TASK DETAILS: Word for word, repeat all the entries below, but without the pictures.
*** DATA FOR THIS EXERCISE ***
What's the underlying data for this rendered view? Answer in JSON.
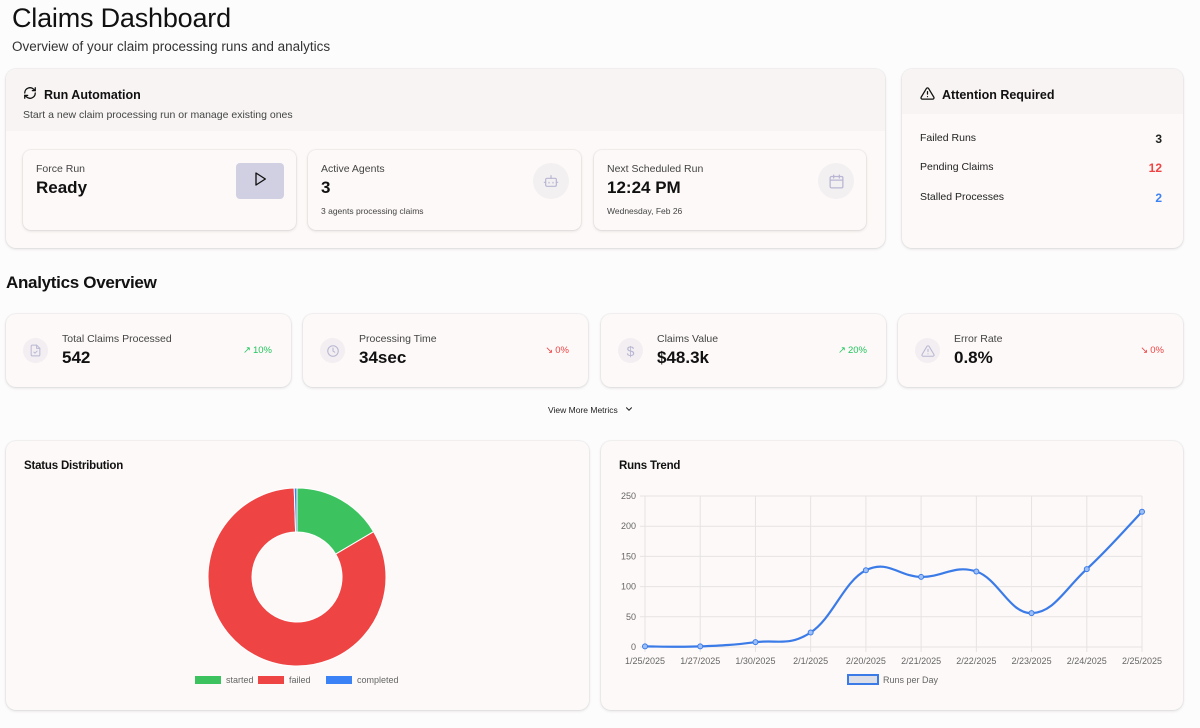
{
  "header": {
    "title": "Claims Dashboard",
    "subtitle": "Overview of your claim processing runs and analytics"
  },
  "run_automation": {
    "icon": "refresh-icon",
    "title": "Run Automation",
    "subtitle": "Start a new claim processing run or manage existing ones",
    "cards": [
      {
        "label": "Force Run",
        "value": "Ready",
        "sub": "",
        "icon": "play-icon"
      },
      {
        "label": "Active Agents",
        "value": "3",
        "sub": "3 agents processing claims",
        "icon": "bot-icon"
      },
      {
        "label": "Next Scheduled Run",
        "value": "12:24 PM",
        "sub": "Wednesday, Feb 26",
        "icon": "calendar-icon"
      }
    ]
  },
  "attention": {
    "icon": "warning-icon",
    "title": "Attention Required",
    "rows": [
      {
        "label": "Failed Runs",
        "value": "3",
        "color": "#222222"
      },
      {
        "label": "Pending Claims",
        "value": "12",
        "color": "#ef4444"
      },
      {
        "label": "Stalled Processes",
        "value": "2",
        "color": "#3b82f6"
      }
    ]
  },
  "analytics": {
    "title": "Analytics Overview",
    "metrics": [
      {
        "label": "Total Claims Processed",
        "value": "542",
        "change": "10%",
        "direction": "up",
        "icon": "file-check-icon"
      },
      {
        "label": "Processing Time",
        "value": "34sec",
        "change": "0%",
        "direction": "down",
        "icon": "clock-icon"
      },
      {
        "label": "Claims Value",
        "value": "$48.3k",
        "change": "20%",
        "direction": "up",
        "icon": "dollar-icon"
      },
      {
        "label": "Error Rate",
        "value": "0.8%",
        "change": "0%",
        "direction": "down",
        "icon": "warning-icon"
      }
    ],
    "view_more_label": "View More Metrics"
  },
  "colors": {
    "green": "#3cc35f",
    "red": "#ef4444",
    "blue": "#3b82f6",
    "line": "#3b7be8"
  },
  "chart_data": [
    {
      "type": "pie",
      "title": "Status Distribution",
      "donut": true,
      "categories": [
        "started",
        "failed",
        "completed"
      ],
      "values": [
        16.5,
        83.0,
        0.5
      ],
      "colors": [
        "#3cc35f",
        "#ef4444",
        "#3b82f6"
      ],
      "legend": "bottom"
    },
    {
      "type": "line",
      "title": "Runs Trend",
      "x": [
        "1/25/2025",
        "1/27/2025",
        "1/30/2025",
        "2/1/2025",
        "2/20/2025",
        "2/21/2025",
        "2/22/2025",
        "2/23/2025",
        "2/24/2025",
        "2/25/2025"
      ],
      "series": [
        {
          "name": "Runs per Day",
          "values": [
            1,
            1,
            8,
            24,
            127,
            116,
            125,
            56,
            129,
            224
          ]
        }
      ],
      "yticks": [
        0,
        50,
        100,
        150,
        200,
        250
      ],
      "ylim": [
        0,
        250
      ],
      "grid": true,
      "legend": "bottom"
    }
  ]
}
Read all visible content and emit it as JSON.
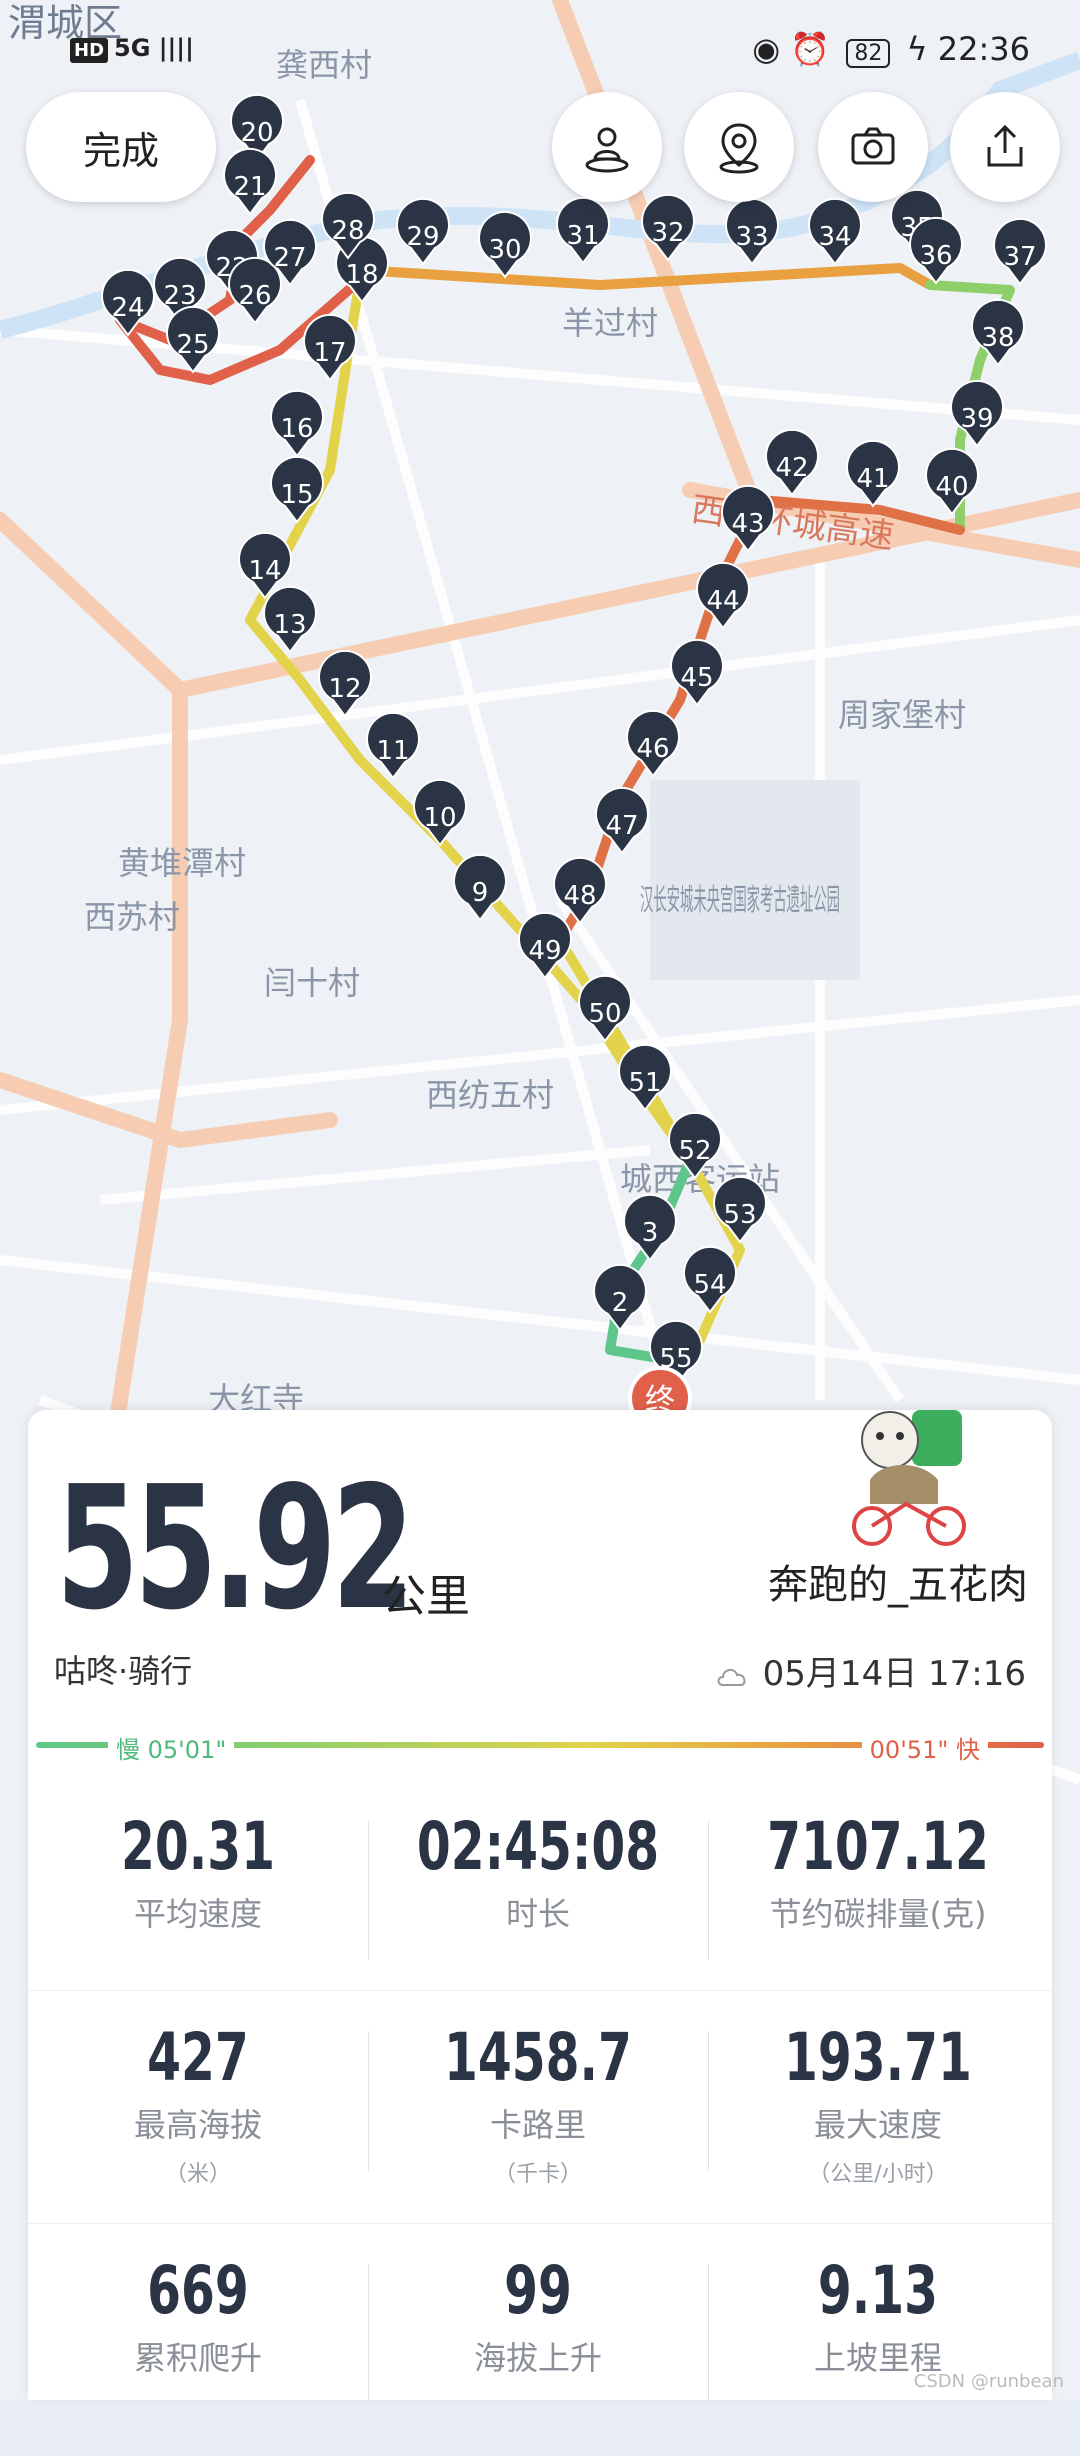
{
  "status_bar": {
    "left": "5G ||||",
    "hd": "HD",
    "battery": "82",
    "time": "22:36"
  },
  "toolbar": {
    "done_label": "完成",
    "icons": [
      "person-pin-icon",
      "location-pin-icon",
      "camera-icon",
      "share-icon"
    ]
  },
  "map": {
    "labels": [
      "渭城区",
      "龚西村",
      "羊过村",
      "周家堡村",
      "黄堆潭村",
      "西苏村",
      "闫十村",
      "汉长安城未央宫国家考古遗址公园",
      "西纺五村",
      "城西客运站",
      "大红寺",
      "西三环城高速"
    ],
    "markers": [
      "2",
      "3",
      "9",
      "10",
      "11",
      "12",
      "13",
      "14",
      "15",
      "16",
      "17",
      "18",
      "20",
      "21",
      "22",
      "23",
      "24",
      "25",
      "26",
      "27",
      "28",
      "29",
      "30",
      "31",
      "32",
      "33",
      "34",
      "35",
      "36",
      "37",
      "38",
      "39",
      "40",
      "41",
      "42",
      "43",
      "44",
      "45",
      "46",
      "47",
      "48",
      "49",
      "50",
      "51",
      "52",
      "53",
      "54",
      "55"
    ],
    "end_marker": "终",
    "colors": {
      "slow": "#5ec68a",
      "mid": "#e2d34a",
      "fast": "#e0604a",
      "pin": "#2b3445"
    }
  },
  "summary": {
    "distance": "55.92",
    "distance_unit": "公里",
    "user_name": "奔跑的_五花肉",
    "sport": "咕咚·骑行",
    "datetime": "05月14日 17:16",
    "slow_pace": "慢 05'01\"",
    "fast_pace": "00'51\" 快"
  },
  "stats": [
    [
      {
        "value": "20.31",
        "label": "平均速度",
        "sub": ""
      },
      {
        "value": "02:45:08",
        "label": "时长",
        "sub": ""
      },
      {
        "value": "7107.12",
        "label": "节约碳排量(克)",
        "sub": ""
      }
    ],
    [
      {
        "value": "427",
        "label": "最高海拔",
        "sub": "（米）"
      },
      {
        "value": "1458.7",
        "label": "卡路里",
        "sub": "（千卡）"
      },
      {
        "value": "193.71",
        "label": "最大速度",
        "sub": "（公里/小时）"
      }
    ],
    [
      {
        "value": "669",
        "label": "累积爬升",
        "sub": ""
      },
      {
        "value": "99",
        "label": "海拔上升",
        "sub": ""
      },
      {
        "value": "9.13",
        "label": "上坡里程",
        "sub": ""
      }
    ]
  ],
  "watermark": "CSDN @runbean"
}
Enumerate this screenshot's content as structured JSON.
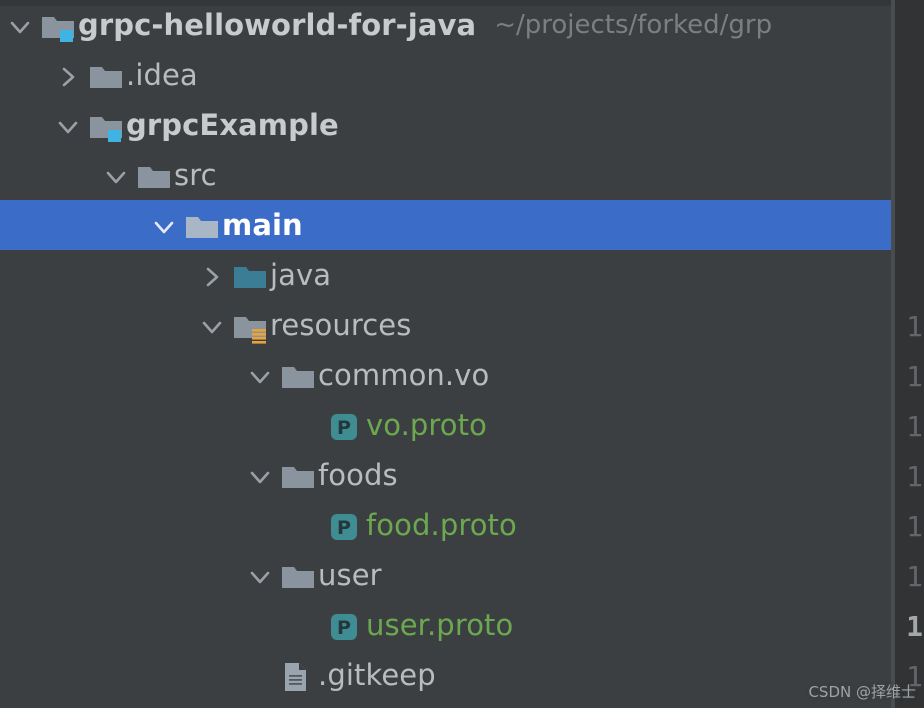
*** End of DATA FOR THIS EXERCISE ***
THE ANSWER:
What's the underlying data for this rendered view? Answer in JSON.
{
  "header": {
    "title": "Claims Dashboard",
    "subtitle": "Overview of your claim processing runs and analytics"
  },
  "run_automation": {
    "icon": "refresh-icon",
    "title": "Run Automation",
    "subtitle": "Start a new claim processing run or manage existing ones",
    "cards": [
      {
        "label": "Force Run",
        "value": "Ready",
        "sub": "",
        "icon": "play-icon"
      },
      {
        "label": "Active Agents",
        "value": "3",
        "sub": "3 agents processing claims",
        "icon": "bot-icon"
      },
      {
        "label": "Next Scheduled Run",
        "value": "12:24 PM",
        "sub": "Wednesday, Feb 26",
        "icon": "calendar-icon"
      }
    ]
  },
  "attention": {
    "icon": "warning-icon",
    "title": "Attention Required",
    "rows": [
      {
        "label": "Failed Runs",
        "value": "3",
        "color": "#222222"
      },
      {
        "label": "Pending Claims",
        "value": "12",
        "color": "#ef4444"
      },
      {
        "label": "Stalled Processes",
        "value": "2",
        "color": "#3b82f6"
      }
    ]
  },
  "analytics": {
    "title": "Analytics Overview",
    "metrics": [
      {
        "label": "Total Claims Processed",
        "value": "542",
        "change": "10%",
        "direction": "up",
        "icon": "file-check-icon"
      },
      {
        "label": "Processing Time",
        "value": "34sec",
        "change": "0%",
        "direction": "down",
        "icon": "clock-icon"
      },
      {
        "label": "Claims Value",
        "value": "$48.3k",
        "change": "20%",
        "direction": "up",
        "icon": "dollar-icon"
      },
      {
        "label": "Error Rate",
        "value": "0.8%",
        "change": "0%",
        "direction": "down",
        "icon": "warning-icon"
      }
    ],
    "view_more_label": "View More Metrics"
  },
  "colors": {
    "green": "#3cc35f",
    "red": "#ef4444",
    "blue": "#3b82f6",
    "line": "#3b7be8"
  },
  "chart_data": [
    {
      "type": "pie",
      "title": "Status Distribution",
      "donut": true,
      "categories": [
        "started",
        "failed",
        "completed"
      ],
      "values": [
        16.5,
        83.0,
        0.5
      ],
      "colors": [
        "#3cc35f",
        "#ef4444",
        "#3b82f6"
      ],
      "legend": "bottom"
    },
    {
      "type": "line",
      "title": "Runs Trend",
      "x": [
        "1/25/2025",
        "1/27/2025",
        "1/30/2025",
        "2/1/2025",
        "2/20/2025",
        "2/21/2025",
        "2/22/2025",
        "2/23/2025",
        "2/24/2025",
        "2/25/2025"
      ],
      "series": [
        {
          "name": "Runs per Day",
          "values": [
            1,
            1,
            8,
            24,
            127,
            116,
            125,
            56,
            129,
            224
          ]
        }
      ],
      "yticks": [
        0,
        50,
        100,
        150,
        200,
        250
      ],
      "ylim": [
        0,
        250
      ],
      "grid": true,
      "legend": "bottom"
    }
  ]
}
Read all visible content and emit it as JSON.
{
  "status_bar": {
    "left": "5G ||||",
    "hd": "HD",
    "battery": "82",
    "time": "22:36"
  },
  "toolbar": {
    "done_label": "完成",
    "icons": [
      "person-pin-icon",
      "location-pin-icon",
      "camera-icon",
      "share-icon"
    ]
  },
  "map": {
    "labels": [
      "渭城区",
      "龚西村",
      "羊过村",
      "周家堡村",
      "黄堆潭村",
      "西苏村",
      "闫十村",
      "汉长安城未央宫国家考古遗址公园",
      "西纺五村",
      "城西客运站",
      "大红寺",
      "西三环城高速"
    ],
    "markers": [
      "2",
      "3",
      "9",
      "10",
      "11",
      "12",
      "13",
      "14",
      "15",
      "16",
      "17",
      "18",
      "20",
      "21",
      "22",
      "23",
      "24",
      "25",
      "26",
      "27",
      "28",
      "29",
      "30",
      "31",
      "32",
      "33",
      "34",
      "35",
      "36",
      "37",
      "38",
      "39",
      "40",
      "41",
      "42",
      "43",
      "44",
      "45",
      "46",
      "47",
      "48",
      "49",
      "50",
      "51",
      "52",
      "53",
      "54",
      "55"
    ],
    "end_marker": "终",
    "colors": {
      "slow": "#5ec68a",
      "mid": "#e2d34a",
      "fast": "#e0604a",
      "pin": "#2b3445"
    }
  },
  "summary": {
    "distance": "55.92",
    "distance_unit": "公里",
    "user_name": "奔跑的_五花肉",
    "sport": "咕咚·骑行",
    "datetime": "05月14日 17:16",
    "slow_pace": "慢 05'01\"",
    "fast_pace": "00'51\" 快"
  },
  "stats": [
    [
      {
        "value": "20.31",
        "label": "平均速度",
        "sub": ""
      },
      {
        "value": "02:45:08",
        "label": "时长",
        "sub": ""
      },
      {
        "value": "7107.12",
        "label": "节约碳排量(克)",
        "sub": ""
      }
    ],
    [
      {
        "value": "427",
        "label": "最高海拔",
        "sub": "（米）"
      },
      {
        "value": "1458.7",
        "label": "卡路里",
        "sub": "（千卡）"
      },
      {
        "value": "193.71",
        "label": "最大速度",
        "sub": "（公里/小时）"
      }
    ],
    [
      {
        "value": "669",
        "label": "累积爬升",
        "sub": ""
      },
      {
        "value": "99",
        "label": "海拔上升",
        "sub": ""
      },
      {
        "value": "9.13",
        "label": "上坡里程",
        "sub": ""
      }
    ]
  ],
  "watermark": "CSDN @runbean"
}
Enumerate this screenshot's content as structured JSON.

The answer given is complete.